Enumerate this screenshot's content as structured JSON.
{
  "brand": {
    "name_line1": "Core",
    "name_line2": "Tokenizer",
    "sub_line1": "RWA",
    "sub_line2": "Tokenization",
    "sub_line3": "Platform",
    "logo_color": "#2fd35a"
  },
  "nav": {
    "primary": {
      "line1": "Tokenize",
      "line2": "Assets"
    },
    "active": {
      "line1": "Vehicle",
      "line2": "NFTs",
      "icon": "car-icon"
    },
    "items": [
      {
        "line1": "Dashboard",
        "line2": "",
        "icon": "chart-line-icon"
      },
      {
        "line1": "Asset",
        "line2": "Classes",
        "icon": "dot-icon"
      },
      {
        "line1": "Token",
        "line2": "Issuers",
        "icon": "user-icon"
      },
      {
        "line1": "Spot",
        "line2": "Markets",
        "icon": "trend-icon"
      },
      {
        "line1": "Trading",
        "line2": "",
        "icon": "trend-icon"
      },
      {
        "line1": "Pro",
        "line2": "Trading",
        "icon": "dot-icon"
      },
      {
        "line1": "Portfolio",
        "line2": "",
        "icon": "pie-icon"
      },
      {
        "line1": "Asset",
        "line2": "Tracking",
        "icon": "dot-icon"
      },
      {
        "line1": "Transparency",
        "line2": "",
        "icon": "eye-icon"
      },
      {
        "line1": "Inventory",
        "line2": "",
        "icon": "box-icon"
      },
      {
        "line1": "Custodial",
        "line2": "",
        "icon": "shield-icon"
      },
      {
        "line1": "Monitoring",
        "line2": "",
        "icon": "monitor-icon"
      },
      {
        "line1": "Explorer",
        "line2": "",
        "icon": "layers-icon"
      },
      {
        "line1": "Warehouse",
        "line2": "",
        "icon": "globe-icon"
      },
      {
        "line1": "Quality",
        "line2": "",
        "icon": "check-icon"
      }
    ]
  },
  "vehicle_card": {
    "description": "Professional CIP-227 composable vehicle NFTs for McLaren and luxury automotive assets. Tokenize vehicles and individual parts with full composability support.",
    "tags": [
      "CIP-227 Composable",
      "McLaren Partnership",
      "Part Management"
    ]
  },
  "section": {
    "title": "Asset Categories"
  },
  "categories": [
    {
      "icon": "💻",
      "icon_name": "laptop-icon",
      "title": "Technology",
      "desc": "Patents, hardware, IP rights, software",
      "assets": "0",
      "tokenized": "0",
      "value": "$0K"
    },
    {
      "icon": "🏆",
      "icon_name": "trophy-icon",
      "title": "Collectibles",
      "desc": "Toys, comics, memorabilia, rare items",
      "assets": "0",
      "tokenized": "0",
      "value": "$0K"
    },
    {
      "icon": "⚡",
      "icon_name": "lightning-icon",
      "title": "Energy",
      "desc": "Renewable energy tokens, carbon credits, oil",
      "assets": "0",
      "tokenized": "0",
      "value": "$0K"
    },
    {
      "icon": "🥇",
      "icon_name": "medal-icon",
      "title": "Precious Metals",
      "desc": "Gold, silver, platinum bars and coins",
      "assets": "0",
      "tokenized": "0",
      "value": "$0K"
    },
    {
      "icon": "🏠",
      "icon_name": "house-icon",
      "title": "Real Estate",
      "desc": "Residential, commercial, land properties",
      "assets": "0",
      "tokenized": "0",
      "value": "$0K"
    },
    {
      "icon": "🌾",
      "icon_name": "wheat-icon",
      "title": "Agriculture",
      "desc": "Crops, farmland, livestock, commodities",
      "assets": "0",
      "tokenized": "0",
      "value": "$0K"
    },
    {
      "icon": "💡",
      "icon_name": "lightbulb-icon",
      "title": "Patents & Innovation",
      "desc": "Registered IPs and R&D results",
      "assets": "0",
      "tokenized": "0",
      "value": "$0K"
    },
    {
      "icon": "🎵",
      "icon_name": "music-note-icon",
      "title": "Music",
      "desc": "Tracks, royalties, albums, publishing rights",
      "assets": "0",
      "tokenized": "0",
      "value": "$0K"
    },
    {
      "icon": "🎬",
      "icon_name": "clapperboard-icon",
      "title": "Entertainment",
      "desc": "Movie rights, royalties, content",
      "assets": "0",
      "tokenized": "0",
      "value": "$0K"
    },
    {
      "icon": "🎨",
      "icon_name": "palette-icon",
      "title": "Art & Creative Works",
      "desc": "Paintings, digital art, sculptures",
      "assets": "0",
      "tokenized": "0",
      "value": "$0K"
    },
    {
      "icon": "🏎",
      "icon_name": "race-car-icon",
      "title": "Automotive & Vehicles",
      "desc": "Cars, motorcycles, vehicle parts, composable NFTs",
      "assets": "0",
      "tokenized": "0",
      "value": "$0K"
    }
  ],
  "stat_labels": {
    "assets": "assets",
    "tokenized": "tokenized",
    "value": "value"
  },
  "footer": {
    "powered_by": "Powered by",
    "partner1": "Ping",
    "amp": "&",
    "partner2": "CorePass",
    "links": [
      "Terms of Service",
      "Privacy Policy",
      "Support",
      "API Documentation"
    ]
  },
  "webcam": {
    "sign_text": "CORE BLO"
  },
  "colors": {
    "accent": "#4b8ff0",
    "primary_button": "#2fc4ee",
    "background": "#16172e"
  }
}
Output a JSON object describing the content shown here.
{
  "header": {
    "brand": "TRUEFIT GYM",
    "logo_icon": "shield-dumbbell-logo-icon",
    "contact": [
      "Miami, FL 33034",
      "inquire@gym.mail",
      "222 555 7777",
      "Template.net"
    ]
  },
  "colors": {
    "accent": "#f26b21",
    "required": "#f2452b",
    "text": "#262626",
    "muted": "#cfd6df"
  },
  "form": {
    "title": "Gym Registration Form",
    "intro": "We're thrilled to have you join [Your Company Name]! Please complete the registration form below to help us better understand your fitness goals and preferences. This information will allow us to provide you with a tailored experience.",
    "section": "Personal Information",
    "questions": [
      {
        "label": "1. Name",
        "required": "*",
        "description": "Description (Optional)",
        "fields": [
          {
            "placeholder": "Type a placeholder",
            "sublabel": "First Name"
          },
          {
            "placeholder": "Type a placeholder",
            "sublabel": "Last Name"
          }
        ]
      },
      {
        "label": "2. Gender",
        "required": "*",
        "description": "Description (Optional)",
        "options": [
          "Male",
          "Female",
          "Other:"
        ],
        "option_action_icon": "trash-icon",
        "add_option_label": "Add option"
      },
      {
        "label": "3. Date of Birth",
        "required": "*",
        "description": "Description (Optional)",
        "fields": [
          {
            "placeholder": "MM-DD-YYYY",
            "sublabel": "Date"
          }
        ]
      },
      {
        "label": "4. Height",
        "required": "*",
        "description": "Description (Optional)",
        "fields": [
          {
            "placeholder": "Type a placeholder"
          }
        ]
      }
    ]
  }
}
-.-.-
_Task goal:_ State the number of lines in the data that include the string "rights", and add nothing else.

_Written answer:_ 3